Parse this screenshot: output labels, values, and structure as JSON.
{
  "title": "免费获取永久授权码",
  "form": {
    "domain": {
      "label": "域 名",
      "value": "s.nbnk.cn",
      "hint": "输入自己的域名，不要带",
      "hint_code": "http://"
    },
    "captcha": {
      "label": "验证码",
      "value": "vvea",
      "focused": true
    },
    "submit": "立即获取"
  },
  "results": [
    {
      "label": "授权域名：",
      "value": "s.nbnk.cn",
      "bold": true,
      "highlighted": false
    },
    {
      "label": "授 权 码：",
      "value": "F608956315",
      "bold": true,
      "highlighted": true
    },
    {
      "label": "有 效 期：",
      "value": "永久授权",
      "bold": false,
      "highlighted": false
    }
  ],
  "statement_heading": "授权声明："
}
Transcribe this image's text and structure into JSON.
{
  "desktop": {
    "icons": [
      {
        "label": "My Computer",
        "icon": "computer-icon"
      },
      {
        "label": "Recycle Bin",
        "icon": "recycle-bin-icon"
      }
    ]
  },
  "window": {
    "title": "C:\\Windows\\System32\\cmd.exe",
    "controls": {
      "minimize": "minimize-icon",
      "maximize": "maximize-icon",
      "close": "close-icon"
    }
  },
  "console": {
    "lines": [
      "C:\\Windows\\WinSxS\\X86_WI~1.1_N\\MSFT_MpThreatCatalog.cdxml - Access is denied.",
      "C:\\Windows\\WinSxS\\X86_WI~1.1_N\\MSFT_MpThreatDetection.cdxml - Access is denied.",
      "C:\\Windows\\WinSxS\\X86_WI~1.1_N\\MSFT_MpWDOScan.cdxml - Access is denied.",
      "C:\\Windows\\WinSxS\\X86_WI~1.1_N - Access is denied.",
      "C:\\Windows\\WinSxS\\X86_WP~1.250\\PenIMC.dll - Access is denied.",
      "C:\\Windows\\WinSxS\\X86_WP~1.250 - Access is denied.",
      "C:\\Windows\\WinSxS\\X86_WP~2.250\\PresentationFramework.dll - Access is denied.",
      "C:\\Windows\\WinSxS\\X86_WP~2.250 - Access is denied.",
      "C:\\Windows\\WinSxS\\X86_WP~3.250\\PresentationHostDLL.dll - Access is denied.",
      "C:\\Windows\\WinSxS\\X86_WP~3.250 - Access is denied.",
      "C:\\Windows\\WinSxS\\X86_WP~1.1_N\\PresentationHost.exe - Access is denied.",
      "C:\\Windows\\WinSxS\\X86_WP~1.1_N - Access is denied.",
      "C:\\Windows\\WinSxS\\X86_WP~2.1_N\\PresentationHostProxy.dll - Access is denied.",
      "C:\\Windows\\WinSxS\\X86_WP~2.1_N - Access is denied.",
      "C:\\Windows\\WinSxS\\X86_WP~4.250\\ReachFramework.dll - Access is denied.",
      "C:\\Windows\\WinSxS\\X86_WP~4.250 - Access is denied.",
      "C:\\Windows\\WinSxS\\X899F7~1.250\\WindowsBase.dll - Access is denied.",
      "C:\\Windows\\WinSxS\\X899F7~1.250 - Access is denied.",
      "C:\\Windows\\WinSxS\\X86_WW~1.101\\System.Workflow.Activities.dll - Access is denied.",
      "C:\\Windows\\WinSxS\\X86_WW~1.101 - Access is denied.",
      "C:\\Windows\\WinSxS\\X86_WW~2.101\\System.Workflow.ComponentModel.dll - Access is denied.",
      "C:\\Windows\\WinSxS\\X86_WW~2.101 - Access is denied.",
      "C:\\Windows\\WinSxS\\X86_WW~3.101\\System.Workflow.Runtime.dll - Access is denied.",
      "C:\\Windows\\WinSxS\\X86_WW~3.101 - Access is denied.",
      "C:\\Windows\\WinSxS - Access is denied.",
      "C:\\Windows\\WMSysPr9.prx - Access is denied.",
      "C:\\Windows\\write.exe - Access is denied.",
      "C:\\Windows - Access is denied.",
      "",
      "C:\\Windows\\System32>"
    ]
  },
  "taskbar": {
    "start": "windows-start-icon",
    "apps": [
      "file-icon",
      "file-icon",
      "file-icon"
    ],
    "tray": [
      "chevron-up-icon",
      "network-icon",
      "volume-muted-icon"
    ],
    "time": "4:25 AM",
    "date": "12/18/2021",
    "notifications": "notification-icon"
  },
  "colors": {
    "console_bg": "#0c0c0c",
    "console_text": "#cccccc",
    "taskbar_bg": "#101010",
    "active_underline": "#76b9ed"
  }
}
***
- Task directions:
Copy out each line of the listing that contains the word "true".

- Your solution:
      "focused": true
      "bold": true,
      "bold": true,
      "highlighted": true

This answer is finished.